Ms. Gebreeyesus, along with her husband and father, participated in All Amhara People's Organization, a pro-democracy government opposition group devoted to protecting the Amharic people from government oppression. As a result of their political activities, all three were imprisoned and beaten by government authorities. Ms. Gebreeyesus's father and husband died in detention.  When she was released on bail, she fled to the United States.
 
Her asylum claim had previously been denied because the immigration judge found her claim of past persecution to be not credible. Ms. Gebreeyesus filed a motion to reopen to the Board of Immigration Appeals (BIA) on the basis of materially changed country circumstances and submitted evidence that the situation in Ethiopia had deteriorated for members of her tribe and political affiliation, such that she would likely suffer future persecution.
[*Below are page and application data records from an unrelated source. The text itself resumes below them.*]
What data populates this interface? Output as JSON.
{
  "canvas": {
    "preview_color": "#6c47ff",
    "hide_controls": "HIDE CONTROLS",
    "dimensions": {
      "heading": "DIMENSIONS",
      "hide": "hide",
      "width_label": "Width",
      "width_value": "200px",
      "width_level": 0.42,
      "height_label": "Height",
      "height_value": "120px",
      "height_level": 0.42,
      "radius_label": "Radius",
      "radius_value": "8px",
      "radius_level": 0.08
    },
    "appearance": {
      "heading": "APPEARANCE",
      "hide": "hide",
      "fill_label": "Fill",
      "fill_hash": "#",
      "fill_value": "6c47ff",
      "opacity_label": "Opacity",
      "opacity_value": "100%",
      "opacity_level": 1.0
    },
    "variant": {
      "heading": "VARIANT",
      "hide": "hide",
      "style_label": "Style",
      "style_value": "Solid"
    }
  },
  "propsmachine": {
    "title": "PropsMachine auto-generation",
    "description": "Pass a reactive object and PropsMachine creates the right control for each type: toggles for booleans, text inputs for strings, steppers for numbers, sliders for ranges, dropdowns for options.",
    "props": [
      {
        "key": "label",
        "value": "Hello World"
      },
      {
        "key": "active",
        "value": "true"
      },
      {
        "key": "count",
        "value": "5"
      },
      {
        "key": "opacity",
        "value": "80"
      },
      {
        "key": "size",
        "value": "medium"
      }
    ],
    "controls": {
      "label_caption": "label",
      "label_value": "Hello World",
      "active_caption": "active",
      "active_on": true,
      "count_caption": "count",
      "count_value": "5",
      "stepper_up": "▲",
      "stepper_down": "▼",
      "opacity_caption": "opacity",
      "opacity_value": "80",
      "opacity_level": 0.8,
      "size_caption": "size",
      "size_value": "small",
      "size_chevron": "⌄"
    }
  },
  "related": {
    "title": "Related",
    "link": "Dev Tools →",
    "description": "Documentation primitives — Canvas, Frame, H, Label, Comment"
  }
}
After the motion was denied by the BIA, Russo and Davis argued at the Seventh Circuit that the BIA had ignored Ms. Gebreeyesus's evidence of changed country conditions and abused its discretion by rejecting that evidence without explanation.
 
Judge Kanne, writing for a three-judge panel, found that the BIA failed to give a reasoned explanation for its finding that the client had not provided evidence of changed conditions, and that "the BIA's blanket rejection of [the client's] evidence calls into question whether it even considered that evidence."
 
Ms. Gebreeyesus was represented by pro bono attorneys from the Chicago office of Jones Day.
 
Read the Seventh Circuit opinion, 482 F.3d 952 (7th Cir. 2007).